    I do not care enough to do any such research myself, but saying that its impossible is just showing a lack of knowledge about statistics and math.

  • Coen August 11, 2020 8:56 am

    One additional thing I would like to add to this is that many Mtg players shuffle their cards wrong!
    Stuff like pile shuffling your lands etc is not truly randomizing your deck, it’s actually just ensuring a bigger chance of an even spread of lands.
    Not many players shuffle properly in paper magic and thus they are used to much smoother draws than they would have if their decks were truly ‘random’.
    Then they lose 5 games in a row due to mana problems, and immediately assume it’s the shufflers fault.

  • harry August 20, 2020 2:09 pm

    Yeah, from a statistics standpoint this blog is way off. The shuffler is obviously biased and not just random. Others have already figured this with a million draws.

    • Dan Troha August 20, 2020 3:13 pm

      What in the heck does “biased” mean? Who is it biased for or against?? Everyone has the same “shuffler.”

      • Daniel August 29, 2020 12:08 pm

        We don’t know how the hand smoothing algorithm is implemented, but at least we know that there is a bias for 2-3 land hands over 1 or 5+ land hands.

        The fact that you can have a 16-land deck and consistently draw 2 lands in Bo1 opening hand means that the shuffler is biased. I very rarely draw a 1-land hand in a 40% land deck

        • Dan Troha August 29, 2020 1:15 pm

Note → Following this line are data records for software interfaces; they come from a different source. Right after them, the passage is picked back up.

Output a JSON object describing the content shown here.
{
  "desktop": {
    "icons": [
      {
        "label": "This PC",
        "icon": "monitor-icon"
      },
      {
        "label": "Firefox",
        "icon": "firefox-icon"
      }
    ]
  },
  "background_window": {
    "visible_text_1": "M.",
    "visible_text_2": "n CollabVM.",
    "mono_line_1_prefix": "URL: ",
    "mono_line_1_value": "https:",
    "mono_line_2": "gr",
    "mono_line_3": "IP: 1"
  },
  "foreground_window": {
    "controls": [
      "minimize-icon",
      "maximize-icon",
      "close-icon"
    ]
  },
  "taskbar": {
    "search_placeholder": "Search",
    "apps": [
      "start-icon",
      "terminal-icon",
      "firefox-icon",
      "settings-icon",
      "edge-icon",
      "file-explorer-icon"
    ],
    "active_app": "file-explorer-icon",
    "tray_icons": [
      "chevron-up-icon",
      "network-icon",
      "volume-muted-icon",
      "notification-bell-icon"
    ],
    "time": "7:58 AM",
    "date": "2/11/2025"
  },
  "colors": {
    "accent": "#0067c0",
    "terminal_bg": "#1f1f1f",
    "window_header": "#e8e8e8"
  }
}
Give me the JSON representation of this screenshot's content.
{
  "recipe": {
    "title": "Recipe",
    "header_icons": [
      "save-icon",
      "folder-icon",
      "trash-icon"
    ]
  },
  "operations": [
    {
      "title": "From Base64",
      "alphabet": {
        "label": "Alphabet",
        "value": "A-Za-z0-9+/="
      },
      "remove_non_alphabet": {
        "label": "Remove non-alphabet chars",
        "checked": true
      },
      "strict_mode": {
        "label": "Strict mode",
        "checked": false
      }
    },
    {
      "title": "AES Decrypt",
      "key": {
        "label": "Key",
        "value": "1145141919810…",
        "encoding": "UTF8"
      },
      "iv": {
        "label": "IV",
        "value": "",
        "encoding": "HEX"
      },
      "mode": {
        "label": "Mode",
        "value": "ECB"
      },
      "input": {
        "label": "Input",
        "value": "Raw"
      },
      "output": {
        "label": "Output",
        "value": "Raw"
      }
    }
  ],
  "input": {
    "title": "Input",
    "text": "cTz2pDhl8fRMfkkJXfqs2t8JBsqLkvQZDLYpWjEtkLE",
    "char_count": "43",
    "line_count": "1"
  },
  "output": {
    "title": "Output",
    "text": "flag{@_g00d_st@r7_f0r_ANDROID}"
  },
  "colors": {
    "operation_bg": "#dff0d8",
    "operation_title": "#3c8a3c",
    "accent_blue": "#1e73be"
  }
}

          That’s correct, we don’t know precisely how it’s implemented, however we do have at least some of the information in our article here. So yes it’s “biased” for BO1 in the sense that it’s not completely random. But “biased” means it’s biased against someone. Everyone is subject to the exact same rules and system. So what is the complaint exactly??

          As an old school Magic player I certainly agree that having a hand fixing algorithm isn’t “pure Magic,” but neither is BO1 in the first place.

          • Daniel September 13, 2020 10:41 pm

            It’s not biased against anyone. It’s biased towards hands with 2-3 lands in it. There is one obvious complaint: deck with lower land counts have much less chance of mana screws.

  • Gremlin October 3, 2020 3:01 pm

    Standard BO1 shuffler is clearly rigged from the start and during play.
    Don’t take my word for it. Just choose a deck, play 5 games in BO1, then 5 games in BO3 and see the difference 🙂

    • Dan Troha October 3, 2020 7:47 pm

      “Rigged” is a strange way to put it. We discuss very clearly here the differences between the BO1 and BO3 hand smoothing algorithm.

      Rigged implies a secret. It is not a secret — Wizards has publicly told everyone about this.. Rigged implies that it is biased against someone. You and your opponent have the exact same “shuffler.”

Comments are closed.